Task description:
Filter the material below down to the lines containing the word "MyNewPreflightProfile".

##########

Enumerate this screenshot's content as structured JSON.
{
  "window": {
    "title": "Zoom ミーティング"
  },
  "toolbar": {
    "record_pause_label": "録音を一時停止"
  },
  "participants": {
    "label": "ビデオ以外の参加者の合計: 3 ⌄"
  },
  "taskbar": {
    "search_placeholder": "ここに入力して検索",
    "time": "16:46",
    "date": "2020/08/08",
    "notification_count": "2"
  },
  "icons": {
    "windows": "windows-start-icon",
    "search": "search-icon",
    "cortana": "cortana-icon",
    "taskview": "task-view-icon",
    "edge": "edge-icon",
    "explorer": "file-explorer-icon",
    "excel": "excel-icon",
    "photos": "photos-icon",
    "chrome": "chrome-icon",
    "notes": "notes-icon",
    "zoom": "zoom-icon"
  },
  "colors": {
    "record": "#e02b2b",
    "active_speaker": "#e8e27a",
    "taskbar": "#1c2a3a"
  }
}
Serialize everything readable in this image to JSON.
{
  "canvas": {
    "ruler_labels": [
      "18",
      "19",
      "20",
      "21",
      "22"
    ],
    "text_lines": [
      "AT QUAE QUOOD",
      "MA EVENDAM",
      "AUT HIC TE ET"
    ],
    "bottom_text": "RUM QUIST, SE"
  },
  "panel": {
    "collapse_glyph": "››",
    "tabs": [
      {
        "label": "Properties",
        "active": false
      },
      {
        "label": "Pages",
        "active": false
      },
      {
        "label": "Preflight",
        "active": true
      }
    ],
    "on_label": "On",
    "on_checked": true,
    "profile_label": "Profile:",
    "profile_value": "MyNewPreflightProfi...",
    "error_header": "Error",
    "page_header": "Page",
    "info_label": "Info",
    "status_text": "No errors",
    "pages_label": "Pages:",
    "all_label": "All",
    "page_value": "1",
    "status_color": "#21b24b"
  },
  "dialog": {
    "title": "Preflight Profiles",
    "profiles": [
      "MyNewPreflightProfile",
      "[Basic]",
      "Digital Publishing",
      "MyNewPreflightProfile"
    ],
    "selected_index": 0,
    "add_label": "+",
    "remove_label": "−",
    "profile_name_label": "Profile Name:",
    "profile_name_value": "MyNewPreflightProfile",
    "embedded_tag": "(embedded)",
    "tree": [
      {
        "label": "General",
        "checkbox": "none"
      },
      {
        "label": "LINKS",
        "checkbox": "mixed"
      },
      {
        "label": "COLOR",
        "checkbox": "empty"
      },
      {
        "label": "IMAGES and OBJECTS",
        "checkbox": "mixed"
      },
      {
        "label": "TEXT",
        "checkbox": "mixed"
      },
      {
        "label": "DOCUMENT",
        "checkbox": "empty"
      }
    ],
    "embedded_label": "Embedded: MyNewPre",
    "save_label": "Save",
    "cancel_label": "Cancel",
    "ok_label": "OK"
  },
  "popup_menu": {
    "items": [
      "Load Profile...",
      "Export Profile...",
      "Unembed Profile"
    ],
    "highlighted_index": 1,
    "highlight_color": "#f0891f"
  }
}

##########

Solution to this exercise:
      "MyNewPreflightProfile",
      "MyNewPreflightProfile"
    "profile_name_value": "MyNewPreflightProfile",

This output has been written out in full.